The Pope knew he must have projected a mirror image as he experienced the same lack of oxygen. The sensation so real, then again, most dreams felt real until the moment you woke up.
“In other words: you’ve lost your flock.” Thoth walked toward them, looked each one of them face to face, and then he returned to the columns. The Pope caught a minty fresh scent came out as the creature breathed in front of him.
He amended his previous assessment; the Pope now felt the adjective “preposterous” felt short off the mark.
Thoth and Abraham took their time to explain some bible passages.
They mentioned Joseph, the reader of dreams, who was sold as a slave in Egypt only to later serve as counselor to the Pharaoh.
“Why do you think the Gods would allow something like that?” commented Abraham.
They brought up Moses. The many attempts to convince the Pharaoh to release the people showed a reluctance to really hurt the Egyptians until a severe measure served as the last resort and the firstborn of every family perished.
“The time has come for you to return to the true deities.” Thoth concluded.
“I only believe in Adonai.” Rabbi proclaimed.
“And I believe in the all mighty Allah!” Ayatollah said.
“We don’t mind the change in names as long as you make the people have faith again.” Thoth conceded.
The Ayatollah looked around, and then met up with the Rabbi and the Pope. Before he spoke, he took off his turban. He ran a hand to try setting his long disheveled gray hair in place. The Pope shared a look with the Rabbi, who also took off his black hat.

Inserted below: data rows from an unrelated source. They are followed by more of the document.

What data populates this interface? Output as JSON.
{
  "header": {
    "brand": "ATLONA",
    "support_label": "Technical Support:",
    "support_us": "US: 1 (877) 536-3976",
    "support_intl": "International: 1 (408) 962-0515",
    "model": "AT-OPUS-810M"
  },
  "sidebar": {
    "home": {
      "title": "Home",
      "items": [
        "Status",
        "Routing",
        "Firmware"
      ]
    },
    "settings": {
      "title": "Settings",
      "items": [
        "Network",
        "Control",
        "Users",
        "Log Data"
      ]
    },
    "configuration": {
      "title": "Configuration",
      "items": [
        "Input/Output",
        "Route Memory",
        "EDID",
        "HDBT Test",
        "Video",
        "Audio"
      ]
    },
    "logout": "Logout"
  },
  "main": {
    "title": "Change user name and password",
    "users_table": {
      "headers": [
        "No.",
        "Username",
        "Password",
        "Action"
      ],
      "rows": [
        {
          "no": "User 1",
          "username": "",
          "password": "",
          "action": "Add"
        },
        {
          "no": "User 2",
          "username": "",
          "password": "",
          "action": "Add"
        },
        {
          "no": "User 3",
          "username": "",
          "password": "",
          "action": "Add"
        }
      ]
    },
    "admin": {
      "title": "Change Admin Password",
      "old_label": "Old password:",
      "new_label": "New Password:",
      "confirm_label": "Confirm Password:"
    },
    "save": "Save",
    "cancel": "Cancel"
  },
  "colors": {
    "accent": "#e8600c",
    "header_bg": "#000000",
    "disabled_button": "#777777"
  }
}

“What do you expect us to do?”
“I expect you to get your flock back. Who cares what names they give us? They must sow the seed for their life after they die!”

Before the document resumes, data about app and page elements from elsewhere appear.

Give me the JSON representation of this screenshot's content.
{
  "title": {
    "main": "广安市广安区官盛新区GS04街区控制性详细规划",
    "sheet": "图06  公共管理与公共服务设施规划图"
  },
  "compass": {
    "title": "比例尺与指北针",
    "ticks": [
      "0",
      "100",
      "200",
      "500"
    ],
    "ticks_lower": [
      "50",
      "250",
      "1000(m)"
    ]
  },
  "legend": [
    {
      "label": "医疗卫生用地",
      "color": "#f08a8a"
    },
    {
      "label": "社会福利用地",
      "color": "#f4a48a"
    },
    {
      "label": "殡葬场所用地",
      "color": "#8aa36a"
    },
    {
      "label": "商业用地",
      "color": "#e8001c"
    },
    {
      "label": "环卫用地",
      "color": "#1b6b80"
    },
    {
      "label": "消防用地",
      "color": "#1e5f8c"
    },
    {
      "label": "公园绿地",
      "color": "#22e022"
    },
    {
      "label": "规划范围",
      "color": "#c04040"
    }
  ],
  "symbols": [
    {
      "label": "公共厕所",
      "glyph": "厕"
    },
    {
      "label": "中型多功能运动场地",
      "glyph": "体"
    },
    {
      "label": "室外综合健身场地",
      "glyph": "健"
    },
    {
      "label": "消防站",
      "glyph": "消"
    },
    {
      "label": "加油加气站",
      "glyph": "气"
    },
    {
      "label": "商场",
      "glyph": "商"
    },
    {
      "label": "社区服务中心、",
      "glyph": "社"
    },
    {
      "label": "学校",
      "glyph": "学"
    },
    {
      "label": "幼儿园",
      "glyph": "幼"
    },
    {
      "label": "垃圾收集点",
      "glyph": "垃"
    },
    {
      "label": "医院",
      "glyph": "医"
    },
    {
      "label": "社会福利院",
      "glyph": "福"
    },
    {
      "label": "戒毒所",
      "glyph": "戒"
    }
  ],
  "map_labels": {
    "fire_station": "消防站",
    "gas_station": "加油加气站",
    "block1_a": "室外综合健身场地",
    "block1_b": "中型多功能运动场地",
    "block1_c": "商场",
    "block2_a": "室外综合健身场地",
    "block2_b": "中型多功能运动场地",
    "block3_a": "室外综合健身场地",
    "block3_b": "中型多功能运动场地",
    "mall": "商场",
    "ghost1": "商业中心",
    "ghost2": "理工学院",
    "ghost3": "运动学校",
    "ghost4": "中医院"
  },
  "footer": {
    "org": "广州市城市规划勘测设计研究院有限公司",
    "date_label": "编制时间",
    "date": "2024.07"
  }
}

The Pope didn’t understand what was wrong with these men of Faith. They seemed to be shifting their beliefs. How could they dare ask the bird-headed beast how to run their flock? Was he the only one to keep his Faith unshaken? At least, not quite yet he admitted to himself. He had never considered the many parallels in the Old Testament with Egypt. It was a strong point.
Converted or not, it was something he’d have to ponder for a long time. The implications of The Vicar of Christ and successor of Saint Peter to publicly accept any of this were staggering.

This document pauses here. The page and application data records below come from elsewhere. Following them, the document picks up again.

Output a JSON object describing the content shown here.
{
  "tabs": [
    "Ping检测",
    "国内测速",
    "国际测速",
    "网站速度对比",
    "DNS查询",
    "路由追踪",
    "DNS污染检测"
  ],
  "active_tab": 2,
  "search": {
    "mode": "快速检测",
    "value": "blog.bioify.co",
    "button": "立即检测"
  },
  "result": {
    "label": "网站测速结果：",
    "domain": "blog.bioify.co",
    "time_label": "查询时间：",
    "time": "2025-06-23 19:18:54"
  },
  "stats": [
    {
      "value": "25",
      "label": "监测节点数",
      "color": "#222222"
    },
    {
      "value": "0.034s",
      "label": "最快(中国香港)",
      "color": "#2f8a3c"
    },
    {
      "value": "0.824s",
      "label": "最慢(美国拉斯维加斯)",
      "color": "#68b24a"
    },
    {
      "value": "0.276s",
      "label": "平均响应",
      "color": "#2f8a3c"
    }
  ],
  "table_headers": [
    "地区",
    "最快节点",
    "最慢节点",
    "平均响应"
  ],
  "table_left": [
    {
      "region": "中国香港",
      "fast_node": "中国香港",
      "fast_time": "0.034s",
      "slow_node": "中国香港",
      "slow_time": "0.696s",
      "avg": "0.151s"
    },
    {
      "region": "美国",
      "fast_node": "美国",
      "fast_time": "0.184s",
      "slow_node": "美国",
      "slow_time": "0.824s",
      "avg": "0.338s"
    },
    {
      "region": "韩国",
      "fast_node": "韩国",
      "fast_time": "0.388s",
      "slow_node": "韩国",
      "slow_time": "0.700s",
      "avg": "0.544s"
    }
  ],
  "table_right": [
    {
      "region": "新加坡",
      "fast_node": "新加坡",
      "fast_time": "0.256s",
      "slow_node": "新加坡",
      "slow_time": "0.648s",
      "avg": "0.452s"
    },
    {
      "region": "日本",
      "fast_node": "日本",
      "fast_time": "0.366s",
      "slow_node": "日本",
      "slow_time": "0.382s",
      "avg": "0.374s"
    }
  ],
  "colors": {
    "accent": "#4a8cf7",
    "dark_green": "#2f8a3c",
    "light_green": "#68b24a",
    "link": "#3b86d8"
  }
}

Abraham crossed the room and stood next to Thoth. The deity towered above the man by several inches. They spoke in hushed tones making it impossible for the Pope to follow the conversation. After a few minutes, the patriarch and the deity turned to face the three men.
“Search in your hearts, mind what you have learned today. We expect great changes from you.” Thoth tapped the floor again.
This time the shockwave reverberated in the insides of the Pope. His lungs felt pressed against his rib cage and gasped for air. He opened his mouth hoping to inhale, but felt the same as if he were underwater: Nothing happened. The room faded to dark.
The Pope woke with a start; his heart racing as he realized he was sitting on his bed. It took him a minute to control his agitated breathing.
He looked around, recognizing the things that belonged to his bedchamber: the oil paintings, a dresser, and a desk. All was there.
“I can’t believe it was all a dream,” he said.
His gaze swept the room until it came to rest on his night stand. As usual, several books lay there for bedtime reading. The Holy Bible stood most prominent. It was in Latin as he preferred to read it in that dead language. Other two or three books changed every week.
A book next to the Bible caught his attention as he had not seen it until then. He pulled it closer until the cover came into focus. There was a drawing, a rendering of an old deity.
It wasn’t a dream. The drawing was Thoth.